More Brotherhood Doublespeak

From the Atlantic Council, following the Muslim Brotherhood’s English and Arabic discourse on Dalga, an Upper Egyptian village seized by Islamists and recently recovered by the security forces: The Muslim Brotherhood has been quick to roll the Dalga raid into an on-going crackdown on the organization and its supporters, but has once again offered different … Continue reading

Copts Unite with Muslims after Islamist Attacks

From Egyptian Streets, elaborating on how Bishop Thomas defended his church in Upper Egypt, which I briefly mentioned in this report: “We learned that extremists were going to attack us with machine guns, but we did not prepare ourselves for the attack with weapons. We did something simple,” says Bishop Thomas, about that day he … Continue reading

In South Egypt, Islamists Take Over a Town

Here in Maadi, Cairo, life goes on as normal amid the political instability. This town in Minya is not so fortunate. From the AP: A town of some 120,000 — including 20,000 Christians — Dalga has been outside government control since hard-line supporters of the Islamist Mohammed Morsi drove out police and occupied their station … Continue reading

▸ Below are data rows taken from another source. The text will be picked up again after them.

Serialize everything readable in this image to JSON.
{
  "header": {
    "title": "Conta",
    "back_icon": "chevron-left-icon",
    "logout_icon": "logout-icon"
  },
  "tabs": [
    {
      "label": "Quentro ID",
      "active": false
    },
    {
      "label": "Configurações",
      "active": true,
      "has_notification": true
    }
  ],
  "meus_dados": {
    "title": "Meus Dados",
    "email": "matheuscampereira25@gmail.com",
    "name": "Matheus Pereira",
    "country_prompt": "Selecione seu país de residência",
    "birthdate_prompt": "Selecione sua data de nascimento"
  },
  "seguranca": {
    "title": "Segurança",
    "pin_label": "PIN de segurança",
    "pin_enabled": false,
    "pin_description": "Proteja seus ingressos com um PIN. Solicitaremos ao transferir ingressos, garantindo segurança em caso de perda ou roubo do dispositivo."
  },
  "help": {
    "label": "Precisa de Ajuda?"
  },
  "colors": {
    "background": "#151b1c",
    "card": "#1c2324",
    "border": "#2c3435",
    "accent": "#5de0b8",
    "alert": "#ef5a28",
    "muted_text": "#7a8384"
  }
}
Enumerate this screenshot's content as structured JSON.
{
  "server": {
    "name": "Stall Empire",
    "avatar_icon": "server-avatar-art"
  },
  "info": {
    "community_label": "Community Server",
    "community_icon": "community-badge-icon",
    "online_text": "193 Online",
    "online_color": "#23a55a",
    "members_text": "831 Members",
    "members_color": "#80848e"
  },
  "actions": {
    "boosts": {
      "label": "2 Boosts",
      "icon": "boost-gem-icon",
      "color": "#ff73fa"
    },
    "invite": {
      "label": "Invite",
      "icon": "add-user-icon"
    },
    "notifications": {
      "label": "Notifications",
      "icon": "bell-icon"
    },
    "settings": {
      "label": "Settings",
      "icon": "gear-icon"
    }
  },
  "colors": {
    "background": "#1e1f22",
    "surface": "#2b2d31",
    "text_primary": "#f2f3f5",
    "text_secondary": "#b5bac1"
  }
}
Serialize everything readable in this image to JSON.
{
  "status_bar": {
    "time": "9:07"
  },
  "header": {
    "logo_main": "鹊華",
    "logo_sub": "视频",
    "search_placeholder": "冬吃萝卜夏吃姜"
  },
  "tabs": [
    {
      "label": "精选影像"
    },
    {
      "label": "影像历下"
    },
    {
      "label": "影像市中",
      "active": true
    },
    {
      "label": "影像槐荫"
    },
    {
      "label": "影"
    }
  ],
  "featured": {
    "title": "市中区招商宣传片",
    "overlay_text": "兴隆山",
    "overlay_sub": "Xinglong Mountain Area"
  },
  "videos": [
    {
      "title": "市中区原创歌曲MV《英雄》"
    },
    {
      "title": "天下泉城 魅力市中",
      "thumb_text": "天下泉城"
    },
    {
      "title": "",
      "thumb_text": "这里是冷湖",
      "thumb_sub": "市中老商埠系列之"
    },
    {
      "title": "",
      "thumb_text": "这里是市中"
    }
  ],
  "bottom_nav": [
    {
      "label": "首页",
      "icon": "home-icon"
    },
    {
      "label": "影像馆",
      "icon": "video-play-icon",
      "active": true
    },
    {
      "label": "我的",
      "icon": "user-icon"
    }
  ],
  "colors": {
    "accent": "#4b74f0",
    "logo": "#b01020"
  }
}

Making Sense of Egypt’s Popular ‘Coup’

Making Sense of Egypt’s Popular ‘Coup’

From my recent article at Christian Century. It walks through the transition which brought Morsi to power and thereafter deposed him. Here is an excerpt from the conclusion, focusing on the position of Christians: As for the nation’s Christians, they view the military intervention as salvation. Coptic Orthodox Pope Tawadros, who had pledged upon his … Continue reading

Egyptian Christians Killed After President’s Ouster

Egyptian Christians Killed After President’s Ouster

From my article in Christianity Today, published July 9, describing both Christians and Muslims killed in a worrisome escalation of violence. But this excerpt concerns another matter for Christians in particular: Should they have joined the revolt in the first place, on Biblical grounds? Bishop Mouneer also called the [military] action an answer to prayer, … Continue reading

Who Should Christians Support in Egypt?

Who Should Christians Support in Egypt?

From my recent article in Relevant Magazine: When push comes to shove, as it has in Egypt, who should American Christians support? The recent military move to oust an elected president was almost universally backed by Egyptian Coptic Christians, which make up roughly ten percent of the population. But the move, called by many a … Continue reading

John Stott and the Power of a Tweet

John Stott and the Power of a Tweet

From a recent blog post by the charity Coptic Orphans: John Stott was an Anglican writer and student of the Scriptures. Christianity Today reprinted a sermon he gave on “Four Ways Christians can influence the world.” Then, someone asked on Twitter, and @Copticorphans retweeted: “How does this apply to Copts in Egypt?” How can Copts … Continue reading

Friday Prayers for Egypt: Easter Greetings

Friday Prayers for Egypt: Easter Greetings

God, There is much that Egyptian Muslims and Christians agree upon, much which unites the two and allows them to pray similarly. But at one point the religions are rather irreconcilable: Jesus was not crucified, and therefore was not resurrected. There is no Easter, celebrated by Copts this coming Sunday. Fair enough. There are plenty … Continue reading

Is Coptic Evangelism in Africa Really on the Rise?

Is Coptic Evangelism in Africa Really on the Rise?

From my latest article on Christianity Today, published March 28, 2013: Many Egyptian Christians wear their faith on their sleeve—literally. The cross tattooed on the wrist of Coptic Orthodox believers is a public display which marks their identity for all to see. Such a quiet witness usually avoids reproach. But recently in Libya, radical Muslim … Continue reading